Artist recalls life in military family, Fort Myer
by Nancy Nichols Jagelka
Pentagram staff writer
Life as a studio artist in modern America, as with any career, has its positive and negative sides.
For Peter Exton, pursuing his dream has meant holding fast to a passion for a certain type of medium, or discovering the beauty of a new one. It also has meant pursuing a career that may challenge typical family or societal expectations.
In any case, finding that internal button that says “this is it” is something that brings artists closer to their art and into the showcases of craft shows such as the recent Smithsonian Craft Show at the National Building Museum. About 120 artists representing the elite of studio craft artists nationwide were featured as were all mediums for creating works, including ceramics and porcelain, printmaking, glass and jewelry.
Artists came from as far west as California or north as Maine, but for Exton, of Oneonta, N.Y., coming to Washington, D.C., was like a trip home. Exton lived at Fort Myer for two years with his parents and family before his father retired from the Army in 1972.
Exton's family includes four generations of West Point graduates, three of whom are buried at Arlington National Cemetery. Exton remembers visiting the old clinic at Fort Myer, to get his shots and a physical. The building is now the Fort Myer headquarters building.
Exton also used to play tennis with former Chief of Staff Gen. William Westmoreland.
“Sometimes Westmoreland would look for someone to hit a ball with,” Exton said. “If one of the generals wanted to get in a game, they'd invite you.”
As a budding musician, Exton also recalls playing folk masses in the Old Post Chapel, and while he was finishing high school in the late '60s, Exton began playing in clubs along King Street, in Old Town Alexandria, emulating folk legend Bob Dylan. He later turned to book publishing with Simon and Schuster in the 1980s.
Although he did not choose the military path, Exton holds his father's service in the highest regard. Hugh M. Exton passed away at age 81 in 1995, and Peter Exton had to fight back the emotion as he reminisced about the man who for years displayed an autographed photograph of Patton on his walls.
“He was honorable,” Peter Exton said. “He was just an honorable man, and I am proud as hell of him. He had a strong sense of duty and country.”
Hugh McClellan Exton, was the last of the Exton men to attend West Point. During his service, he won three Silver Stars as well as the Air Medal and Distinguished Service Medal in World War II, and retired as a lieutenant general.
His service, though, wasn't without personal sacrifice. According to Peter Exton, his father had not planned to attend West Point.
“My father was going to break the line by going to Yale,” Exton said. “But during the depression money disappeared and he could go to West Point for free. He thought he could get an education and then get out. He wanted to be an engineer.”
Hugh Exton served during World War II, and after 10 years in the service, it seemed an inopportune time to leave.
“He had a family to support,” Peter Exton said, “and he needed to stay.”

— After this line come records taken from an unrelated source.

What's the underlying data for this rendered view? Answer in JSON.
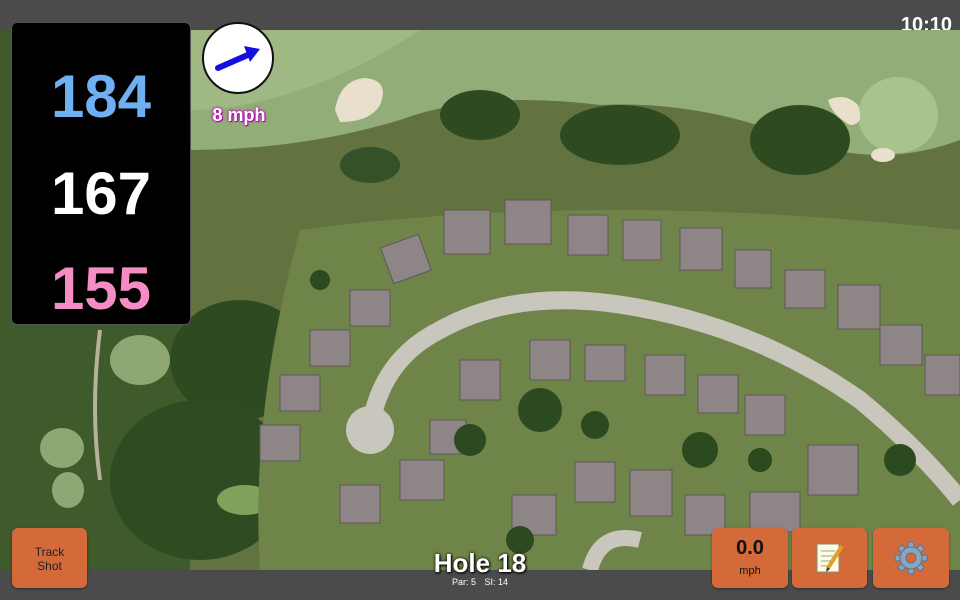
{
  "status": {
    "time": "10:10"
  },
  "distances": {
    "back": "184",
    "middle": "167",
    "front": "155",
    "colors": {
      "back": "#6fb0f2",
      "middle": "#ffffff",
      "front": "#f58cc4"
    }
  },
  "wind": {
    "speed_label": "8 mph",
    "direction_icon": "arrow-right-icon",
    "arrow_color": "#1010e0"
  },
  "buttons": {
    "track_shot": {
      "line1": "Track",
      "line2": "Shot"
    },
    "speed": {
      "value": "0.0",
      "unit": "mph"
    },
    "notes_icon": "notepad-icon",
    "settings_icon": "gear-icon",
    "color": "#d46a3a"
  },
  "hole": {
    "title": "Hole 18",
    "par": "Par: 5",
    "si": "SI: 14"
  }
}
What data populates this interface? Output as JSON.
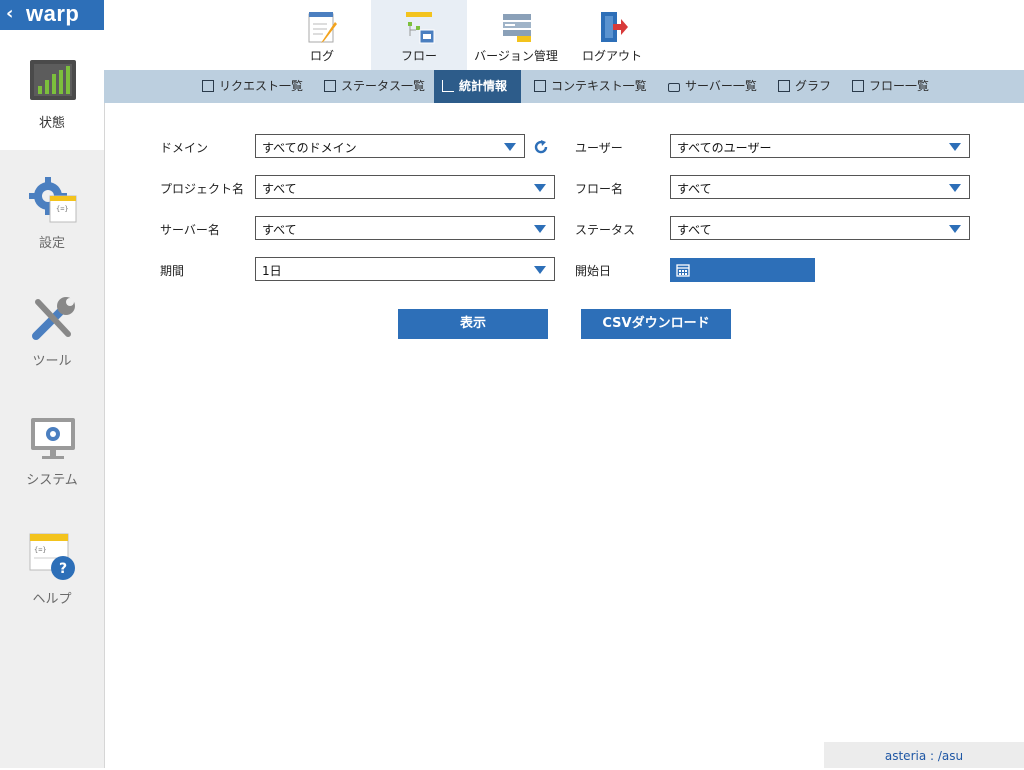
{
  "brand": {
    "name": "warp",
    "back_icon": "chevron-left-icon"
  },
  "sidebar": {
    "items": [
      {
        "label": "状態",
        "icon": "status-chart-icon",
        "active": true
      },
      {
        "label": "設定",
        "icon": "settings-gear-icon",
        "active": false
      },
      {
        "label": "ツール",
        "icon": "tools-icon",
        "active": false
      },
      {
        "label": "システム",
        "icon": "system-monitor-icon",
        "active": false
      },
      {
        "label": "ヘルプ",
        "icon": "help-icon",
        "active": false
      }
    ]
  },
  "topnav": {
    "items": [
      {
        "label": "ログ",
        "icon": "log-notepad-icon",
        "active": false
      },
      {
        "label": "フロー",
        "icon": "flow-icon",
        "active": true
      },
      {
        "label": "バージョン管理",
        "icon": "version-control-icon",
        "active": false
      },
      {
        "label": "ログアウト",
        "icon": "logout-door-icon",
        "active": false
      }
    ]
  },
  "subnav": {
    "items": [
      {
        "label": "リクエスト一覧",
        "icon": "request-list-icon",
        "active": false
      },
      {
        "label": "ステータス一覧",
        "icon": "status-list-icon",
        "active": false
      },
      {
        "label": "統計情報",
        "icon": "statistics-icon",
        "active": true
      },
      {
        "label": "コンテキスト一覧",
        "icon": "context-list-icon",
        "active": false
      },
      {
        "label": "サーバー一覧",
        "icon": "server-list-icon",
        "active": false
      },
      {
        "label": "グラフ",
        "icon": "graph-icon",
        "active": false
      },
      {
        "label": "フロー一覧",
        "icon": "flow-list-icon",
        "active": false
      }
    ]
  },
  "form": {
    "domain": {
      "label": "ドメイン",
      "value": "すべてのドメイン"
    },
    "user": {
      "label": "ユーザー",
      "value": "すべてのユーザー"
    },
    "project": {
      "label": "プロジェクト名",
      "value": "すべて"
    },
    "flow": {
      "label": "フロー名",
      "value": "すべて"
    },
    "server": {
      "label": "サーバー名",
      "value": "すべて"
    },
    "status": {
      "label": "ステータス",
      "value": "すべて"
    },
    "period": {
      "label": "期間",
      "value": "1日"
    },
    "start_date": {
      "label": "開始日",
      "value": ""
    }
  },
  "buttons": {
    "show": "表示",
    "csv": "CSVダウンロード"
  },
  "footer": {
    "status_text": "asteria : /asu"
  },
  "colors": {
    "accent": "#2d6fb8",
    "subnav_bg": "#bccfdf",
    "subnav_active": "#2d5c8a",
    "sidebar_bg": "#efefef"
  }
}
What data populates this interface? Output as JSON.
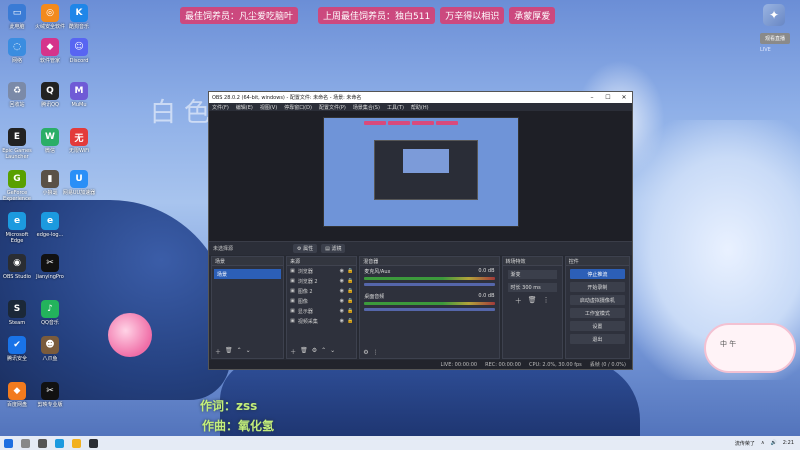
{
  "banner": {
    "left": [
      "最佳饲养员：凡尘爱吃脑叶"
    ],
    "middle": [
      "上周最佳饲养员：独白511",
      "万辛得以相识",
      "承蒙厚爱"
    ]
  },
  "right_widget": {
    "button": "观看直播",
    "sub": "LIVE"
  },
  "desktop_icons": [
    {
      "label": "此电脑",
      "color": "#3a7bd5",
      "glyph": "▭"
    },
    {
      "label": "火绒安全软件",
      "color": "#f28a1d",
      "glyph": "◎"
    },
    {
      "label": "酷狗音乐",
      "color": "#1f86e8",
      "glyph": "K"
    },
    {
      "label": "网络",
      "color": "#3b8de0",
      "glyph": "◌"
    },
    {
      "label": "软件管家",
      "color": "#d5348b",
      "glyph": "◆"
    },
    {
      "label": "Discord",
      "color": "#5865f2",
      "glyph": "☺"
    },
    {
      "label": "回收站",
      "color": "#7b8aa8",
      "glyph": "♻"
    },
    {
      "label": "腾讯QQ",
      "color": "#222",
      "glyph": "Q"
    },
    {
      "label": "MuMu",
      "color": "#6f5bd6",
      "glyph": "M"
    },
    {
      "label": "Epic Games Launcher",
      "color": "#222",
      "glyph": "E"
    },
    {
      "label": "微信",
      "color": "#2aae67",
      "glyph": "W"
    },
    {
      "label": "无限WiFi",
      "color": "#e33b3b",
      "glyph": "无"
    },
    {
      "label": "GeForce Experience",
      "color": "#59a000",
      "glyph": "G"
    },
    {
      "label": "小狼毫",
      "color": "#5a5147",
      "glyph": "▮"
    },
    {
      "label": "网易UU加速器",
      "color": "#2a8ff7",
      "glyph": "U"
    },
    {
      "label": "Microsoft Edge",
      "color": "#1c9adf",
      "glyph": "e"
    },
    {
      "label": "edge-log...",
      "color": "#1c9adf",
      "glyph": "e"
    },
    {
      "label": "OBS Studio",
      "color": "#2a2d33",
      "glyph": "◉"
    },
    {
      "label": "JianyingPro",
      "color": "#111",
      "glyph": "✂"
    },
    {
      "label": "Steam",
      "color": "#1b2838",
      "glyph": "S"
    },
    {
      "label": "QQ音乐",
      "color": "#23b35c",
      "glyph": "♪"
    },
    {
      "label": "腾讯安全",
      "color": "#1973e8",
      "glyph": "✔"
    },
    {
      "label": "八爪鱼",
      "color": "#7a5b3c",
      "glyph": "☻"
    },
    {
      "label": "百度网盘",
      "color": "#f27b1e",
      "glyph": "◆"
    },
    {
      "label": "剪映专业版",
      "color": "#111",
      "glyph": "✂"
    }
  ],
  "obs": {
    "title": "OBS 28.0.2 (64-bit, windows) - 配置文件: 未命名 - 场景: 未命名",
    "menu": [
      "文件(F)",
      "编辑(E)",
      "视图(V)",
      "停靠窗口(D)",
      "配置文件(P)",
      "场景集合(S)",
      "工具(T)",
      "帮助(H)"
    ],
    "no_source": "未选择源",
    "props_btn": "属性",
    "filter_btn": "滤镜",
    "scenes": {
      "title": "场景",
      "selected": "场景"
    },
    "sources": {
      "title": "来源",
      "items": [
        "浏览器",
        "浏览器 2",
        "图像 2",
        "图像",
        "显示器",
        "视频采集"
      ]
    },
    "mixer": {
      "title": "混音器",
      "tracks": [
        {
          "name": "麦克风/Aux",
          "db": "0.0 dB"
        },
        {
          "name": "桌面音频",
          "db": "0.0 dB"
        }
      ]
    },
    "transitions": {
      "title": "转场特效",
      "selected": "渐变",
      "duration_label": "时长",
      "duration": "300 ms"
    },
    "controls": {
      "title": "控件",
      "buttons": [
        "停止推流",
        "开始录制",
        "启动虚拟摄像机",
        "工作室模式",
        "设置",
        "退出"
      ]
    },
    "status": {
      "live": "LIVE: 00:00:00",
      "rec": "REC: 00:00:00",
      "cpu": "CPU: 2.0%, 30.00 fps",
      "dropped": "丢帧 (0 / 0.0%)"
    }
  },
  "lyrics": {
    "line1": "作词：zss",
    "line2": "作曲：氧化氢"
  },
  "sticker": {
    "text": "中 午"
  },
  "taskbar": {
    "tray": [
      "流传荣了",
      "∧",
      "🔊",
      "2:21"
    ]
  },
  "overlay_title": "白色"
}
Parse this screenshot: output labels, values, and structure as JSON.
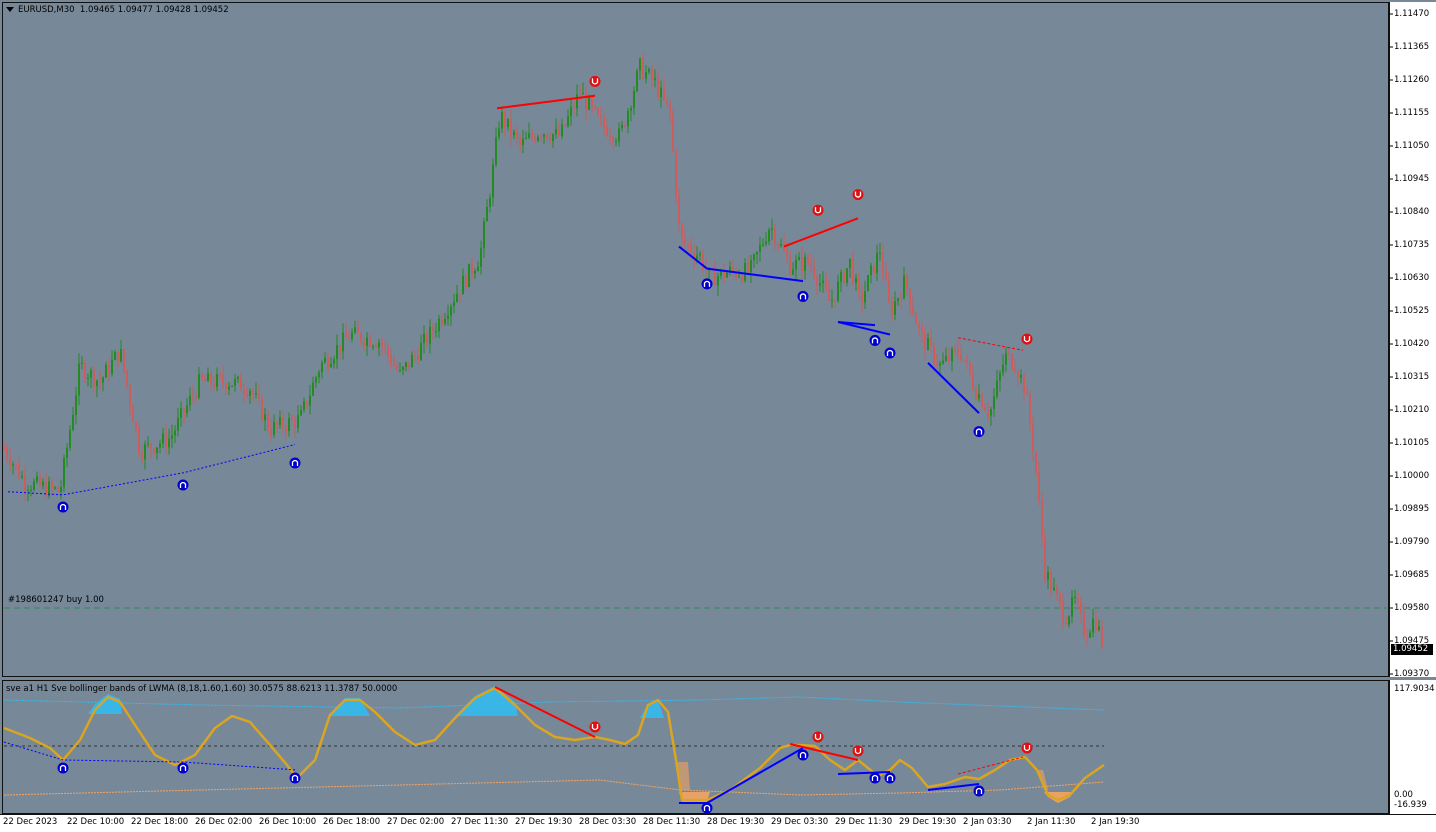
{
  "window": {
    "symbol_label": "EURUSD,M30",
    "ohlc": "1.09465 1.09477 1.09428 1.09452",
    "order_label": "#198601247 buy 1.00",
    "current_price": "1.09452"
  },
  "indicator": {
    "title": "sve a1 H1 Sve bollinger bands of LWMA (8,18,1.60,1.60) 30.0575 88.6213 11.3787 50.0000",
    "axis_labels": [
      "117.9034",
      "0.00",
      "-16.939"
    ]
  },
  "price_axis_labels": [
    "1.11470",
    "1.11365",
    "1.11260",
    "1.11155",
    "1.11050",
    "1.10945",
    "1.10840",
    "1.10735",
    "1.10630",
    "1.10525",
    "1.10420",
    "1.10315",
    "1.10210",
    "1.10105",
    "1.10000",
    "1.09895",
    "1.09790",
    "1.09685",
    "1.09580",
    "1.09475",
    "1.09370"
  ],
  "time_axis_labels": [
    "22 Dec 2023",
    "22 Dec 10:00",
    "22 Dec 18:00",
    "26 Dec 02:00",
    "26 Dec 10:00",
    "26 Dec 18:00",
    "27 Dec 02:00",
    "27 Dec 11:30",
    "27 Dec 19:30",
    "28 Dec 03:30",
    "28 Dec 11:30",
    "28 Dec 19:30",
    "29 Dec 03:30",
    "29 Dec 11:30",
    "29 Dec 19:30",
    "2 Jan 03:30",
    "2 Jan 11:30",
    "2 Jan 19:30"
  ],
  "colors": {
    "background": "#778899",
    "bull": "#228B22",
    "bear": "#CD5C5C",
    "bull_divergence": "#0000FF",
    "bear_divergence": "#FF0000",
    "oscillator": "#DAA520",
    "overbought_fill": "#33BBEE",
    "oversold_fill": "#F4A460",
    "order_line": "#2E8B57",
    "up_signal": "#0000CC",
    "down_signal": "#DD1111"
  },
  "chart_data": {
    "type": "candlestick",
    "title": "EURUSD,M30",
    "ylim": [
      1.0937,
      1.1147
    ],
    "price_path": [
      [
        0,
        1.1011
      ],
      [
        25,
        1.0998
      ],
      [
        60,
        1.0995
      ],
      [
        80,
        1.1035
      ],
      [
        100,
        1.103
      ],
      [
        120,
        1.104
      ],
      [
        140,
        1.1008
      ],
      [
        170,
        1.1012
      ],
      [
        200,
        1.103
      ],
      [
        230,
        1.103
      ],
      [
        250,
        1.1028
      ],
      [
        270,
        1.1015
      ],
      [
        300,
        1.1018
      ],
      [
        320,
        1.1035
      ],
      [
        350,
        1.1045
      ],
      [
        380,
        1.1043
      ],
      [
        400,
        1.1032
      ],
      [
        430,
        1.1045
      ],
      [
        460,
        1.106
      ],
      [
        480,
        1.107
      ],
      [
        492,
        1.1095
      ],
      [
        500,
        1.1115
      ],
      [
        520,
        1.1105
      ],
      [
        540,
        1.111
      ],
      [
        560,
        1.1108
      ],
      [
        580,
        1.1122
      ],
      [
        600,
        1.1112
      ],
      [
        620,
        1.1108
      ],
      [
        640,
        1.113
      ],
      [
        655,
        1.1125
      ],
      [
        670,
        1.1115
      ],
      [
        680,
        1.1075
      ],
      [
        700,
        1.107
      ],
      [
        710,
        1.1063
      ],
      [
        730,
        1.1065
      ],
      [
        750,
        1.1065
      ],
      [
        770,
        1.108
      ],
      [
        790,
        1.1067
      ],
      [
        810,
        1.1068
      ],
      [
        830,
        1.1055
      ],
      [
        850,
        1.1068
      ],
      [
        860,
        1.1055
      ],
      [
        880,
        1.1072
      ],
      [
        890,
        1.1052
      ],
      [
        905,
        1.1062
      ],
      [
        920,
        1.1045
      ],
      [
        940,
        1.1035
      ],
      [
        960,
        1.104
      ],
      [
        975,
        1.1028
      ],
      [
        990,
        1.102
      ],
      [
        1005,
        1.1038
      ],
      [
        1015,
        1.1036
      ],
      [
        1025,
        1.1028
      ],
      [
        1035,
        1.1005
      ],
      [
        1045,
        1.097
      ],
      [
        1055,
        1.0962
      ],
      [
        1065,
        1.0955
      ],
      [
        1075,
        1.096
      ],
      [
        1085,
        1.095
      ],
      [
        1095,
        1.0955
      ],
      [
        1104,
        1.0945
      ]
    ],
    "signals_up": [
      [
        63,
        1.0993
      ],
      [
        183,
        1.1
      ],
      [
        295,
        1.1007
      ],
      [
        707,
        1.1064
      ],
      [
        803,
        1.106
      ],
      [
        875,
        1.1046
      ],
      [
        890,
        1.1042
      ],
      [
        979,
        1.1017
      ]
    ],
    "signals_down": [
      [
        595,
        1.1123
      ],
      [
        818,
        1.1082
      ],
      [
        858,
        1.1087
      ],
      [
        1027,
        1.1041
      ]
    ],
    "order_price": 1.0958,
    "indicator_levels": [
      "117.9034",
      "0.00",
      "-16.939"
    ]
  }
}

Both Exton's grandfathers, Walter Schuyler Grant and Charles Wesley Exton, served with General of the Armies John J. Pershing in World War I.
Although Peter Exton's life is in strong contrast to his family's military life, this hasn't deterred Exton or his siblings.
General Exton died in 1995 and was buried in Section 1 of Arlington National Cemetery. His wife, Marjorie Louise Grant Exton (1915-1993) is buried with him.
Michael Robert Patterson was born in Arlington and is the son of a former officer of the US Army. So it was no wonder that sooner or later his interests drew him to American history and especially to American military history. Many of his articles can be found on renowned portals like the New York Times, Washingtonpost or Wikipedia.
Reviewed by: Michael Howard